:: Problem description ::
Pictures stay out. All the rest of the records must be repeated exactly.

:: Task input ::
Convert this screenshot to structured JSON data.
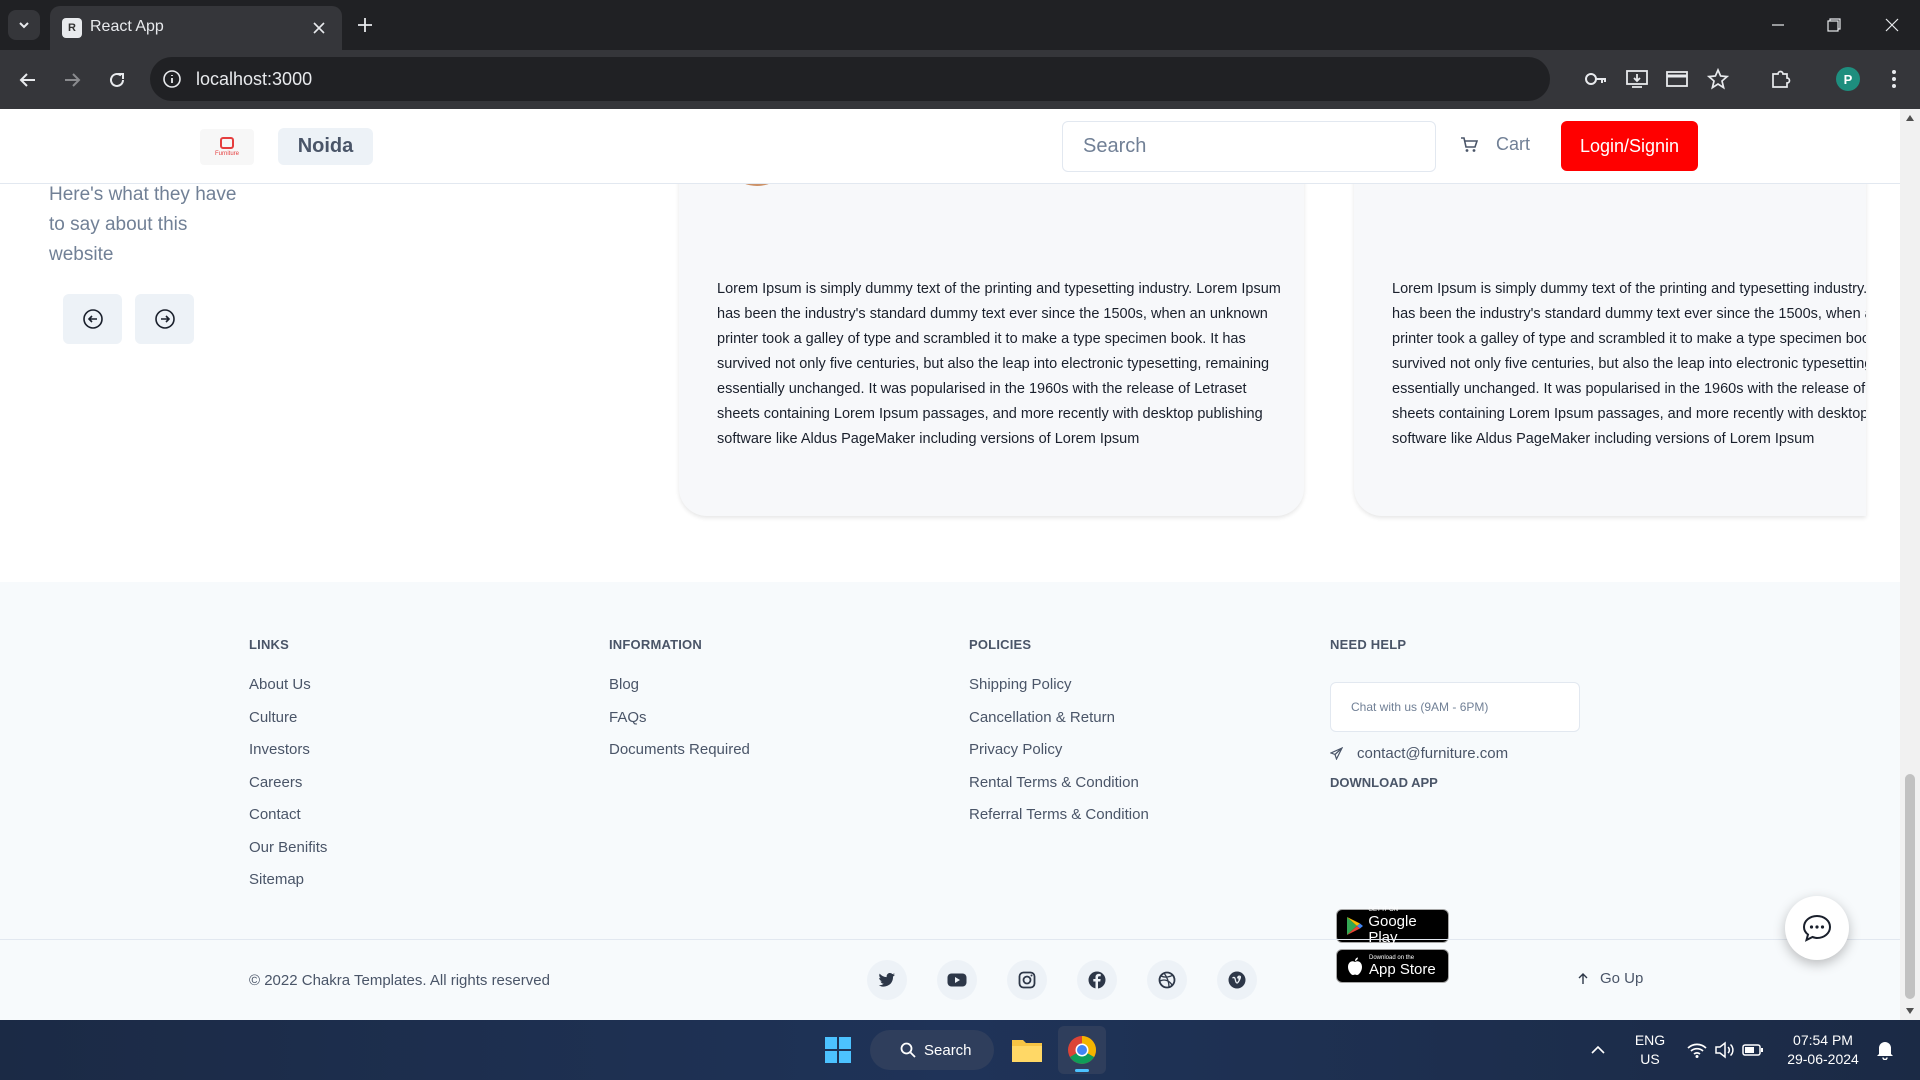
{
  "browser": {
    "tab_title": "React App",
    "url": "localhost:3000",
    "profile_initial": "P"
  },
  "header": {
    "logo_text": "Furniture",
    "city": "Noida",
    "search_placeholder": "Search",
    "cart_label": "Cart",
    "login_label": "Login/Signin"
  },
  "testimonials": {
    "intro": "Here's what they have to say about this website",
    "cards": [
      {
        "text": "Lorem Ipsum is simply dummy text of the printing and typesetting industry. Lorem Ipsum has been the industry's standard dummy text ever since the 1500s, when an unknown printer took a galley of type and scrambled it to make a type specimen book. It has survived not only five centuries, but also the leap into electronic typesetting, remaining essentially unchanged. It was popularised in the 1960s with the release of Letraset sheets containing Lorem Ipsum passages, and more recently with desktop publishing software like Aldus PageMaker including versions of Lorem Ipsum"
      },
      {
        "text": "Lorem Ipsum is simply dummy text of the printing and typesetting industry. Lorem Ipsum has been the industry's standard dummy text ever since the 1500s, when an unknown printer took a galley of type and scrambled it to make a type specimen book. It has survived not only five centuries, but also the leap into electronic typesetting, remaining essentially unchanged. It was popularised in the 1960s with the release of Letraset sheets containing Lorem Ipsum passages, and more recently with desktop publishing software like Aldus PageMaker including versions of Lorem Ipsum"
      }
    ]
  },
  "footer": {
    "links": {
      "title": "LINKS",
      "items": [
        "About Us",
        "Culture",
        "Investors",
        "Careers",
        "Contact",
        "Our Benifits",
        "Sitemap"
      ]
    },
    "information": {
      "title": "INFORMATION",
      "items": [
        "Blog",
        "FAQs",
        "Documents Required"
      ]
    },
    "policies": {
      "title": "POLICIES",
      "items": [
        "Shipping Policy",
        "Cancellation & Return",
        "Privacy Policy",
        "Rental Terms & Condition",
        "Referral Terms & Condition"
      ]
    },
    "help": {
      "title": "NEED HELP",
      "chat": "Chat with us (9AM - 6PM)",
      "email": "contact@furniture.com",
      "download_title": "DOWNLOAD APP",
      "google_small": "GET IT ON",
      "google_big": "Google Play",
      "apple_small": "Download on the",
      "apple_big": "App Store"
    },
    "copyright": "© 2022 Chakra Templates. All rights reserved",
    "go_up": "Go Up",
    "socials": [
      "twitter-icon",
      "youtube-icon",
      "instagram-icon",
      "facebook-icon",
      "dribbble-icon",
      "vimeo-icon"
    ]
  },
  "taskbar": {
    "search_label": "Search",
    "lang_top": "ENG",
    "lang_bottom": "US",
    "time": "07:54 PM",
    "date": "29-06-2024"
  },
  "colors": {
    "brand_red": "#ff0000",
    "footer_bg": "#f7fafc",
    "chrome_dark": "#202124"
  }
}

:: Your response ::
Convert this screenshot to structured JSON data.
{
  "browser": {
    "tab_title": "React App",
    "url": "localhost:3000",
    "profile_initial": "P"
  },
  "header": {
    "logo_text": "Furniture",
    "city": "Noida",
    "search_placeholder": "Search",
    "cart_label": "Cart",
    "login_label": "Login/Signin"
  },
  "testimonials": {
    "intro": "Here's what they have to say about this website",
    "cards": [
      {
        "text": "Lorem Ipsum is simply dummy text of the printing and typesetting industry. Lorem Ipsum has been the industry's standard dummy text ever since the 1500s, when an unknown printer took a galley of type and scrambled it to make a type specimen book. It has survived not only five centuries, but also the leap into electronic typesetting, remaining essentially unchanged. It was popularised in the 1960s with the release of Letraset sheets containing Lorem Ipsum passages, and more recently with desktop publishing software like Aldus PageMaker including versions of Lorem Ipsum"
      },
      {
        "text": "Lorem Ipsum is simply dummy text of the printing and typesetting industry. Lorem Ipsum has been the industry's standard dummy text ever since the 1500s, when an unknown printer took a galley of type and scrambled it to make a type specimen book. It has survived not only five centuries, but also the leap into electronic typesetting, remaining essentially unchanged. It was popularised in the 1960s with the release of Letraset sheets containing Lorem Ipsum passages, and more recently with desktop publishing software like Aldus PageMaker including versions of Lorem Ipsum"
      }
    ]
  },
  "footer": {
    "links": {
      "title": "LINKS",
      "items": [
        "About Us",
        "Culture",
        "Investors",
        "Careers",
        "Contact",
        "Our Benifits",
        "Sitemap"
      ]
    },
    "information": {
      "title": "INFORMATION",
      "items": [
        "Blog",
        "FAQs",
        "Documents Required"
      ]
    },
    "policies": {
      "title": "POLICIES",
      "items": [
        "Shipping Policy",
        "Cancellation & Return",
        "Privacy Policy",
        "Rental Terms & Condition",
        "Referral Terms & Condition"
      ]
    },
    "help": {
      "title": "NEED HELP",
      "chat": "Chat with us (9AM - 6PM)",
      "email": "contact@furniture.com",
      "download_title": "DOWNLOAD APP",
      "google_small": "GET IT ON",
      "google_big": "Google Play",
      "apple_small": "Download on the",
      "apple_big": "App Store"
    },
    "copyright": "© 2022 Chakra Templates. All rights reserved",
    "go_up": "Go Up",
    "socials": [
      "twitter-icon",
      "youtube-icon",
      "instagram-icon",
      "facebook-icon",
      "dribbble-icon",
      "vimeo-icon"
    ]
  },
  "taskbar": {
    "search_label": "Search",
    "lang_top": "ENG",
    "lang_bottom": "US",
    "time": "07:54 PM",
    "date": "29-06-2024"
  },
  "colors": {
    "brand_red": "#ff0000",
    "footer_bg": "#f7fafc",
    "chrome_dark": "#202124"
  }
}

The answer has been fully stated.